It is clear that 2012 was a very difficult year for Peugeot Citroen (PSA). Car sales were down by almost 9% on the previous year and this was just the latest in six straight years of drops. Changes in legislation meant the company had to make multi-billion euro write downs which just made an already bad situation worse.
It is clear that 2012 was a very difficult year for Peugeot Citroen (PSA). Car sales were down by almost 9% on the previous year and this was just the latest in six straight years of drops. Changes in legislation meant the company had to make multi-billion euro write downs which just made an already bad situation worse. Then they announced 8,000 redundancies and factory closures which led them to lose a court case with the unions and have to start their redundancy procedures all over again. Key markets across southern Europe were even more depressed than the domestic French market.
Against this bleak backdrop, PSA has announced the development of a very special car, one that runs on air. Not just air, of course: it is a hybrid. Dubbed in fact the Hybrid Air, the car should be in production by 2016. The car is an interesting take on the hybrid approach and has some clear advantages over the electric battery – petrol engine hybrids. The thinking behind the new car is pretty similar to that of a standard hybrid. When the car decelerates or brakes, the lost energy is recovered and stored for use when the car accelerates again.

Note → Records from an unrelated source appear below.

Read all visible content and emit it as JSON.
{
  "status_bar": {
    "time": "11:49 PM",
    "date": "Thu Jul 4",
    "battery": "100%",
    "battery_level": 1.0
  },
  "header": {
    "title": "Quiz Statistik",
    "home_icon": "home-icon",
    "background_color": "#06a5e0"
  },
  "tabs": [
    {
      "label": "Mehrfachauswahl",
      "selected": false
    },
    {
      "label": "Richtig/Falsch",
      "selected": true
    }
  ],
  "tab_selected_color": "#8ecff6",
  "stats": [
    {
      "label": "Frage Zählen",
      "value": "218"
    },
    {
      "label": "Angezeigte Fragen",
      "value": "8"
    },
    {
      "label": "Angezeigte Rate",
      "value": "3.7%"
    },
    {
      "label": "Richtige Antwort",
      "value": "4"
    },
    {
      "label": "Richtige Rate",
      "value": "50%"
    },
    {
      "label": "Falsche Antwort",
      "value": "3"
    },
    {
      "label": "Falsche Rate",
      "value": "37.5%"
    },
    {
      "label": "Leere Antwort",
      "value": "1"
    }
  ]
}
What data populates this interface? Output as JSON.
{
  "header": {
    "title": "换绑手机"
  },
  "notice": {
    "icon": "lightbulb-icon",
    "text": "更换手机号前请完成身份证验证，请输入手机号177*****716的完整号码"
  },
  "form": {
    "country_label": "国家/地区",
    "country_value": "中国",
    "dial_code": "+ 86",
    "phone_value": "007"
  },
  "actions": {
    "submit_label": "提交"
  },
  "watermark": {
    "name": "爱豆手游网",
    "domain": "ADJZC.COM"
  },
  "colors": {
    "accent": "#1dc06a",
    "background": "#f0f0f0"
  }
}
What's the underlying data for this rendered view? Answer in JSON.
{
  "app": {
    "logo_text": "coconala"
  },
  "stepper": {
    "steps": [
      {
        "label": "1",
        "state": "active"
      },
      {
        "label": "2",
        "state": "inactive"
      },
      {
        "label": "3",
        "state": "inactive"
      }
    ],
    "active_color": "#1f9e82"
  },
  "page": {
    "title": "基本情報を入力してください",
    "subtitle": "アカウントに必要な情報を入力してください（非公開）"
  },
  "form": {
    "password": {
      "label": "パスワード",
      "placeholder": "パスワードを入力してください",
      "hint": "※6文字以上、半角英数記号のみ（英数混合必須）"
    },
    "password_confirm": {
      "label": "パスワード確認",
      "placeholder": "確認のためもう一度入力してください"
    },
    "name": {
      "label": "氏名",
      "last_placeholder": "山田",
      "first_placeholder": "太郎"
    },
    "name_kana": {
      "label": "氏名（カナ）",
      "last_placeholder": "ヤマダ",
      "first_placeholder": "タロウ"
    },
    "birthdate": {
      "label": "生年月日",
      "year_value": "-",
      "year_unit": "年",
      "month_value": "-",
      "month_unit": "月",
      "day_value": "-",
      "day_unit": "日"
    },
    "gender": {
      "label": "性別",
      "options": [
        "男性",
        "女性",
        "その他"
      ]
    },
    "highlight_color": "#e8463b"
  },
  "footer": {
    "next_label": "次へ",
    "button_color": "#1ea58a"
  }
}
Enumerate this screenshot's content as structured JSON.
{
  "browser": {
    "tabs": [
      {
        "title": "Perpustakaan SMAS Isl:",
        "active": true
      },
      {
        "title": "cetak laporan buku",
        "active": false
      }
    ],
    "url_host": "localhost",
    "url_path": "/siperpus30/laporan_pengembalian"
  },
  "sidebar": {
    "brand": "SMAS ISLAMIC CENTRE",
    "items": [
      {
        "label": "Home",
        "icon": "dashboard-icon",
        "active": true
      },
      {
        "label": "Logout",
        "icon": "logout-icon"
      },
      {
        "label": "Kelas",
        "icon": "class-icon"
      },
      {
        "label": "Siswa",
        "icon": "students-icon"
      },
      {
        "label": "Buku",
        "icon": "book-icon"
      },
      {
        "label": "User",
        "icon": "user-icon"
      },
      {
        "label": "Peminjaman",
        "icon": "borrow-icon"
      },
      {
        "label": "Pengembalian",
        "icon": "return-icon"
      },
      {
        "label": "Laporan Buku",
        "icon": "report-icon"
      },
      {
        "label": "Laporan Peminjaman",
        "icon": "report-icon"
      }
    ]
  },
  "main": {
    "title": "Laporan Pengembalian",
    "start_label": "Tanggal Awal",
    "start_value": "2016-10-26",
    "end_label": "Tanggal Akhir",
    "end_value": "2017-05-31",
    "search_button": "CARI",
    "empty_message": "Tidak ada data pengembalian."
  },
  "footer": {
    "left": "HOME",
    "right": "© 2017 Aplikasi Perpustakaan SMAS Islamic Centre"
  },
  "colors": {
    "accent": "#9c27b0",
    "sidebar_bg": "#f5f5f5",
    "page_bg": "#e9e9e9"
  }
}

What is different is how this is achieved. Instead of converting this energy to electricity and then storing it in a battery, the Hybrid Air uses braking energy to compress gas in a four foot pressurised steel tank. When the energy is needed, it is released by way of a reversible hydraulic pump as the gas is allowed to decompress. The technology is not particularly new but it is simple and cheap. This means that the price tag of the new Hybrid Air could be £5,000 less than a Toyota Prius when the French car is launched in 2016.
The system also means that there is no need for the complex batteries and heavy electric motors that are present in standard hybrid cars. That means that the car is lighter than standard hybrids, which helps achieve its 81mpg fuel consumption figure. Being simpler, cheaper and easier to service could also make the Hybrid Air more attractive than the standard hybrids in the emerging markets of China and India, markets where PSA have so far been unsuccessful. It remains to be seen of course whether PSA can deliver on their promises for the Hybrid Air but if they get it right, having an extremely frugal, cheap and simple little hybrid selling like hot cakes in China could be just what the French manufacturer needs to lift it out of the doldrums.
Back to March 2013